● **Problem statement**
Search the records for the word "Hierarchy". Copy every line where it appears.

Records from a dataset:
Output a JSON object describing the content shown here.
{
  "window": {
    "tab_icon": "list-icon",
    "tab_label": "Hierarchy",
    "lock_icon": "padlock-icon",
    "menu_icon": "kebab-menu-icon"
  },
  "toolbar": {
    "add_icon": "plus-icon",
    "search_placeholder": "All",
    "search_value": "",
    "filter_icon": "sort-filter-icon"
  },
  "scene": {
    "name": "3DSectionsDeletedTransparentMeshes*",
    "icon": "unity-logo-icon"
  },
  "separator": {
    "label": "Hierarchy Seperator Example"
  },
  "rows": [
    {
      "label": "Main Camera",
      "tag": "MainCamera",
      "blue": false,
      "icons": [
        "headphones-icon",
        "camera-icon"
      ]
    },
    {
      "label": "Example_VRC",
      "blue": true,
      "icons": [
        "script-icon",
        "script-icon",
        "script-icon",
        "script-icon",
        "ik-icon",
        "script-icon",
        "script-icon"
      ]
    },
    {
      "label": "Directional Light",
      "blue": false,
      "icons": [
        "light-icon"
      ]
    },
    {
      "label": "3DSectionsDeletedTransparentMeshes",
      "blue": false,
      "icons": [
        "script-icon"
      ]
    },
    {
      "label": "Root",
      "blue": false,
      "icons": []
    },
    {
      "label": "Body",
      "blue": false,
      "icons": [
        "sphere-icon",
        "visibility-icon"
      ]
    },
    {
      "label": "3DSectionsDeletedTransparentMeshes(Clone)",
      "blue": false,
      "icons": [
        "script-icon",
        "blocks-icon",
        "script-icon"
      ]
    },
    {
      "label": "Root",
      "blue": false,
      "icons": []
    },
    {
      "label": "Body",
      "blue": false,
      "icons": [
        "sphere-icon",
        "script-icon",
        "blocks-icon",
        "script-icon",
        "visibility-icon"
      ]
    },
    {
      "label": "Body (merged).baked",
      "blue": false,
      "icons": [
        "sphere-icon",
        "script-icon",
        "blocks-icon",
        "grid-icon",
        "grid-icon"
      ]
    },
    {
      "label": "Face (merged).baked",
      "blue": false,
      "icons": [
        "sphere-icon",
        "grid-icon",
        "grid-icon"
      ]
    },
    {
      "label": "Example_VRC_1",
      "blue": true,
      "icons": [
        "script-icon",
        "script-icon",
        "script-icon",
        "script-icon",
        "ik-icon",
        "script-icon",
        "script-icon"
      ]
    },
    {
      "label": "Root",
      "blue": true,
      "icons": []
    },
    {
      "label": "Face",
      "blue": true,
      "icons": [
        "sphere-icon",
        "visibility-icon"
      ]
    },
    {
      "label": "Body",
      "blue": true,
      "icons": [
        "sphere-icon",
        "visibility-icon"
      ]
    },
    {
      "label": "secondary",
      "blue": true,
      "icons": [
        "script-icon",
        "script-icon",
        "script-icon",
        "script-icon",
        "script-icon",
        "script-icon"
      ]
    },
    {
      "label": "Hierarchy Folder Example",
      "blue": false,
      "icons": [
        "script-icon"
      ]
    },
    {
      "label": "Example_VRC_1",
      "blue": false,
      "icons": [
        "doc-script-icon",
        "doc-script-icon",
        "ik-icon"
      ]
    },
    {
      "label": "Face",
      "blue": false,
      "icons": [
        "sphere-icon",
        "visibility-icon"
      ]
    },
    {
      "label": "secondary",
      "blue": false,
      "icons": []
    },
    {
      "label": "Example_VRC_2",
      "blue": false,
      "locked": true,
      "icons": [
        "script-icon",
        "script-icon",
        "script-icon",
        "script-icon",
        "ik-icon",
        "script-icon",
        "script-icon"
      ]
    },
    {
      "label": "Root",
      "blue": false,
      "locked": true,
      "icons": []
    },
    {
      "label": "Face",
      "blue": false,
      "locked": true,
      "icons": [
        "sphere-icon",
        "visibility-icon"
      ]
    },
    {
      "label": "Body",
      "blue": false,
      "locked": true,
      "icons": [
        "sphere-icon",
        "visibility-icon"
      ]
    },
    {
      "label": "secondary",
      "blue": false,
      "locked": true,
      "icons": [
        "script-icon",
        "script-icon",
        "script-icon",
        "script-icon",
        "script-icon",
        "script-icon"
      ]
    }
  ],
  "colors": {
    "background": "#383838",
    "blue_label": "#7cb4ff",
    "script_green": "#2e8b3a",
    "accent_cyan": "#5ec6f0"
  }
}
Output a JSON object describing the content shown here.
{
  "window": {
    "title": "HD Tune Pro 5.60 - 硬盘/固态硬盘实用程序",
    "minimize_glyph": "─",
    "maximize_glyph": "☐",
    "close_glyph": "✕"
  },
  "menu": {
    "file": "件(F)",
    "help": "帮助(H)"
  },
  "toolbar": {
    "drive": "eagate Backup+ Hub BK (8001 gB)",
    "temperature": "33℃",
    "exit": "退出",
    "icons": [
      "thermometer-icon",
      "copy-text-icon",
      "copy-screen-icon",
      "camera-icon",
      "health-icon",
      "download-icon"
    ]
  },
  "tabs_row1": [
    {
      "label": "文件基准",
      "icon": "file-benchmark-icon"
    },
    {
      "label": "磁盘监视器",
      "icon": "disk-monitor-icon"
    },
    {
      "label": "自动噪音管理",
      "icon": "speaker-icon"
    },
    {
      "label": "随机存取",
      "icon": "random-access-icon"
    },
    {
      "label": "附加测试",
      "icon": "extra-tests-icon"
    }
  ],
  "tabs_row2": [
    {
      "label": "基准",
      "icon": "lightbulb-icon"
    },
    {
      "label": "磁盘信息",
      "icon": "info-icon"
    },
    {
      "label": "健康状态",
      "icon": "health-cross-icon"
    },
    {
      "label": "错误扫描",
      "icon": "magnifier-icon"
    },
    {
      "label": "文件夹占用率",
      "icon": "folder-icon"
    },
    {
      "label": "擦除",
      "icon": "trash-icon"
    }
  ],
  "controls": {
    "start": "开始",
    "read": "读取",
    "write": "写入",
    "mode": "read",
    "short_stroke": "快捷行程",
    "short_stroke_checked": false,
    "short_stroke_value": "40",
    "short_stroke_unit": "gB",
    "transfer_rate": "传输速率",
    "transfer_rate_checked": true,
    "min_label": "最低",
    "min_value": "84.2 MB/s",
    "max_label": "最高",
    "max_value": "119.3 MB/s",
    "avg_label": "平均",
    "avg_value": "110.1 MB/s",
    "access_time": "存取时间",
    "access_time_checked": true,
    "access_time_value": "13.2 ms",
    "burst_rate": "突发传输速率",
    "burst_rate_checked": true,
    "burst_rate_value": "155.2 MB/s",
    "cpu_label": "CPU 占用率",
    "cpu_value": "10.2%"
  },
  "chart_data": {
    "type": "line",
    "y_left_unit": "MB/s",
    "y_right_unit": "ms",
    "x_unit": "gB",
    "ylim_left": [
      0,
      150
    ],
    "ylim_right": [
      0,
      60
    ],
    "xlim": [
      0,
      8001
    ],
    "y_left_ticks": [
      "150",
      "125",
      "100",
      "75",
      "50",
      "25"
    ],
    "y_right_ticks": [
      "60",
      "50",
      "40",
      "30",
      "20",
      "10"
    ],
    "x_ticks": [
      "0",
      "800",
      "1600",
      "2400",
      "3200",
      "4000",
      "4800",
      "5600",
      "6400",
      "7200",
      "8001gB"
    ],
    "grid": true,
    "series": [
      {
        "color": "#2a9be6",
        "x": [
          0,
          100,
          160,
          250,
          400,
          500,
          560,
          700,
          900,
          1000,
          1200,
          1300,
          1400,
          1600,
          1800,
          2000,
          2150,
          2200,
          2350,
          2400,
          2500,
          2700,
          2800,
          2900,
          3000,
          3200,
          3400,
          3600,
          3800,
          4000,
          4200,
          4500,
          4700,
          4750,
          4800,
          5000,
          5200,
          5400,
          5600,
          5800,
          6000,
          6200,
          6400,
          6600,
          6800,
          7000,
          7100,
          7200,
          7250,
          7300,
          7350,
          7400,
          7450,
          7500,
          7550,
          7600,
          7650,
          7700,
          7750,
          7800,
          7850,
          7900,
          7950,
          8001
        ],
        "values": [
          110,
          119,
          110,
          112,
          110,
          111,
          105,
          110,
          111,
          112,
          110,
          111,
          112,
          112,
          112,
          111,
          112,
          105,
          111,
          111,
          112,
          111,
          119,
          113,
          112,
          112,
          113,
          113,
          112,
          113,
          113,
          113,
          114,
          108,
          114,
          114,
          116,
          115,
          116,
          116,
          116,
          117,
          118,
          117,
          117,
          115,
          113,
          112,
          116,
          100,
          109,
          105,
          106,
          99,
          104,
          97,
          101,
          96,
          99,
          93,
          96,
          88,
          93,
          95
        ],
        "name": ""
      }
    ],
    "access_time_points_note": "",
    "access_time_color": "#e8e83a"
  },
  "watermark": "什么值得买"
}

● **Response area**
    "tab_label": "Hierarchy",
    "label": "Hierarchy Seperator Example"
      "label": "Hierarchy Folder Example",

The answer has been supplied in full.